= TRY IT =
Give back the full set of entries exactly, keeping each line intact.

### RECORDS SUPPLIED ###

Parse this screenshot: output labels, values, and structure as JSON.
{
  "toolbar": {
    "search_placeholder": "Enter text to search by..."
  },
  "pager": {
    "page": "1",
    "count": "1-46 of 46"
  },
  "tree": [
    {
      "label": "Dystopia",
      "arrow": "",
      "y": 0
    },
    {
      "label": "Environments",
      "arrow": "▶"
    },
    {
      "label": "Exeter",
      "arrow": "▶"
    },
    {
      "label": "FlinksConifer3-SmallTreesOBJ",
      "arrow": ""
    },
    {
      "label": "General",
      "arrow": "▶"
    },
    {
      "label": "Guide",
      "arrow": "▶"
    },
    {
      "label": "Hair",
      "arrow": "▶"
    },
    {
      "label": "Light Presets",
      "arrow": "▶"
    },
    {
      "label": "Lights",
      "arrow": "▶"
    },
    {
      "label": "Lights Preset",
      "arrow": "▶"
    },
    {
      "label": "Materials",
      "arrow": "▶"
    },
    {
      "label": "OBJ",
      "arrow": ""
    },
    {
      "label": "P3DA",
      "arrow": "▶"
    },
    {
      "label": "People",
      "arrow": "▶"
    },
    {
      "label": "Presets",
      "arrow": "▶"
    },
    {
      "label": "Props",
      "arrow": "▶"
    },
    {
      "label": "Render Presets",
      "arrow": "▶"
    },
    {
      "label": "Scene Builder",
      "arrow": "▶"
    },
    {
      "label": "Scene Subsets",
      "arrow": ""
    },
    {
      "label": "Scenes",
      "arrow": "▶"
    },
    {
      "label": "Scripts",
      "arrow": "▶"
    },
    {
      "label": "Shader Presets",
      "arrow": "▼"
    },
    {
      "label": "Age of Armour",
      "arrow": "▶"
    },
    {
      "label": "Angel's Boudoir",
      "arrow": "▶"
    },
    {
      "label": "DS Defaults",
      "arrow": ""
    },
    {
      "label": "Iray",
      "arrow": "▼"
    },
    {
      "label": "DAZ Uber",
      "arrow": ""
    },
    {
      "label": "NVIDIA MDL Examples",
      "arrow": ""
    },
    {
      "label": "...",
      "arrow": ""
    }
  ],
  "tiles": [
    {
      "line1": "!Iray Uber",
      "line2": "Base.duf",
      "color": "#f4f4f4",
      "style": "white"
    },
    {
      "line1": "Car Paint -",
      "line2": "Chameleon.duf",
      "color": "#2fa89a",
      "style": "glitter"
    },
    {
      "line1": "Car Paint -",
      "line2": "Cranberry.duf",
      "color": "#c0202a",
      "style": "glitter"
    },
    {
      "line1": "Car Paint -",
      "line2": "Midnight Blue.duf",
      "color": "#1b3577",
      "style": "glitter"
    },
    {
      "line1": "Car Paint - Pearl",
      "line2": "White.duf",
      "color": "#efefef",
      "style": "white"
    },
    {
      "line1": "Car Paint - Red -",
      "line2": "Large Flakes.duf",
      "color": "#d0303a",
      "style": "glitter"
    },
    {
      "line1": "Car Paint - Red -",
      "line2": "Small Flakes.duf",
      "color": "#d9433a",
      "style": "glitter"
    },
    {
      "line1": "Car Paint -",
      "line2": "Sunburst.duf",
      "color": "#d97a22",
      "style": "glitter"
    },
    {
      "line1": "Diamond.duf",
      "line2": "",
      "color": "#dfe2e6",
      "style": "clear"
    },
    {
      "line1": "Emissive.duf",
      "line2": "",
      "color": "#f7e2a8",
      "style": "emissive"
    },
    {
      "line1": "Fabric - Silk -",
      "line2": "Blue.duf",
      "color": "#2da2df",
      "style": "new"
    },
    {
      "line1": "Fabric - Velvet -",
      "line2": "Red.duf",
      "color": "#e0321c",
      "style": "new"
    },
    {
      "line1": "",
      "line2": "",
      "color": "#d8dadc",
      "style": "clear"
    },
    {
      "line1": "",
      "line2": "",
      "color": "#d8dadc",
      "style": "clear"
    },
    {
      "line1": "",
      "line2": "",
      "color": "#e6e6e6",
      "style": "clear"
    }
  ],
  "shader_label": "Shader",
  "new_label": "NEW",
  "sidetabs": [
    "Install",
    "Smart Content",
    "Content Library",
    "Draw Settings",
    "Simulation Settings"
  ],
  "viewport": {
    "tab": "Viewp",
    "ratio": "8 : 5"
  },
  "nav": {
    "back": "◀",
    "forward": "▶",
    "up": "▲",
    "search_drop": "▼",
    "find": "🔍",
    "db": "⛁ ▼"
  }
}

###

= FINISHED TASK =
Parse this screenshot: output labels, values, and structure as JSON.
{
  "toolbar": {
    "search_placeholder": "Enter text to search by..."
  },
  "pager": {
    "page": "1",
    "count": "1-46 of 46"
  },
  "tree": [
    {
      "label": "Dystopia",
      "arrow": "",
      "y": 0
    },
    {
      "label": "Environments",
      "arrow": "▶"
    },
    {
      "label": "Exeter",
      "arrow": "▶"
    },
    {
      "label": "FlinksConifer3-SmallTreesOBJ",
      "arrow": ""
    },
    {
      "label": "General",
      "arrow": "▶"
    },
    {
      "label": "Guide",
      "arrow": "▶"
    },
    {
      "label": "Hair",
      "arrow": "▶"
    },
    {
      "label": "Light Presets",
      "arrow": "▶"
    },
    {
      "label": "Lights",
      "arrow": "▶"
    },
    {
      "label": "Lights Preset",
      "arrow": "▶"
    },
    {
      "label": "Materials",
      "arrow": "▶"
    },
    {
      "label": "OBJ",
      "arrow": ""
    },
    {
      "label": "P3DA",
      "arrow": "▶"
    },
    {
      "label": "People",
      "arrow": "▶"
    },
    {
      "label": "Presets",
      "arrow": "▶"
    },
    {
      "label": "Props",
      "arrow": "▶"
    },
    {
      "label": "Render Presets",
      "arrow": "▶"
    },
    {
      "label": "Scene Builder",
      "arrow": "▶"
    },
    {
      "label": "Scene Subsets",
      "arrow": ""
    },
    {
      "label": "Scenes",
      "arrow": "▶"
    },
    {
      "label": "Scripts",
      "arrow": "▶"
    },
    {
      "label": "Shader Presets",
      "arrow": "▼"
    },
    {
      "label": "Age of Armour",
      "arrow": "▶"
    },
    {
      "label": "Angel's Boudoir",
      "arrow": "▶"
    },
    {
      "label": "DS Defaults",
      "arrow": ""
    },
    {
      "label": "Iray",
      "arrow": "▼"
    },
    {
      "label": "DAZ Uber",
      "arrow": ""
    },
    {
      "label": "NVIDIA MDL Examples",
      "arrow": ""
    },
    {
      "label": "...",
      "arrow": ""
    }
  ],
  "tiles": [
    {
      "line1": "!Iray Uber",
      "line2": "Base.duf",
      "color": "#f4f4f4",
      "style": "white"
    },
    {
      "line1": "Car Paint -",
      "line2": "Chameleon.duf",
      "color": "#2fa89a",
      "style": "glitter"
    },
    {
      "line1": "Car Paint -",
      "line2": "Cranberry.duf",
      "color": "#c0202a",
      "style": "glitter"
    },
    {
      "line1": "Car Paint -",
      "line2": "Midnight Blue.duf",
      "color": "#1b3577",
      "style": "glitter"
    },
    {
      "line1": "Car Paint - Pearl",
      "line2": "White.duf",
      "color": "#efefef",
      "style": "white"
    },
    {
      "line1": "Car Paint - Red -",
      "line2": "Large Flakes.duf",
      "color": "#d0303a",
      "style": "glitter"
    },
    {
      "line1": "Car Paint - Red -",
      "line2": "Small Flakes.duf",
      "color": "#d9433a",
      "style": "glitter"
    },
    {
      "line1": "Car Paint -",
      "line2": "Sunburst.duf",
      "color": "#d97a22",
      "style": "glitter"
    },
    {
      "line1": "Diamond.duf",
      "line2": "",
      "color": "#dfe2e6",
      "style": "clear"
    },
    {
      "line1": "Emissive.duf",
      "line2": "",
      "color": "#f7e2a8",
      "style": "emissive"
    },
    {
      "line1": "Fabric - Silk -",
      "line2": "Blue.duf",
      "color": "#2da2df",
      "style": "new"
    },
    {
      "line1": "Fabric - Velvet -",
      "line2": "Red.duf",
      "color": "#e0321c",
      "style": "new"
    },
    {
      "line1": "",
      "line2": "",
      "color": "#d8dadc",
      "style": "clear"
    },
    {
      "line1": "",
      "line2": "",
      "color": "#d8dadc",
      "style": "clear"
    },
    {
      "line1": "",
      "line2": "",
      "color": "#e6e6e6",
      "style": "clear"
    }
  ],
  "shader_label": "Shader",
  "new_label": "NEW",
  "sidetabs": [
    "Install",
    "Smart Content",
    "Content Library",
    "Draw Settings",
    "Simulation Settings"
  ],
  "viewport": {
    "tab": "Viewp",
    "ratio": "8 : 5"
  },
  "nav": {
    "back": "◀",
    "forward": "▶",
    "up": "▲",
    "search_drop": "▼",
    "find": "🔍",
    "db": "⛁ ▼"
  }
}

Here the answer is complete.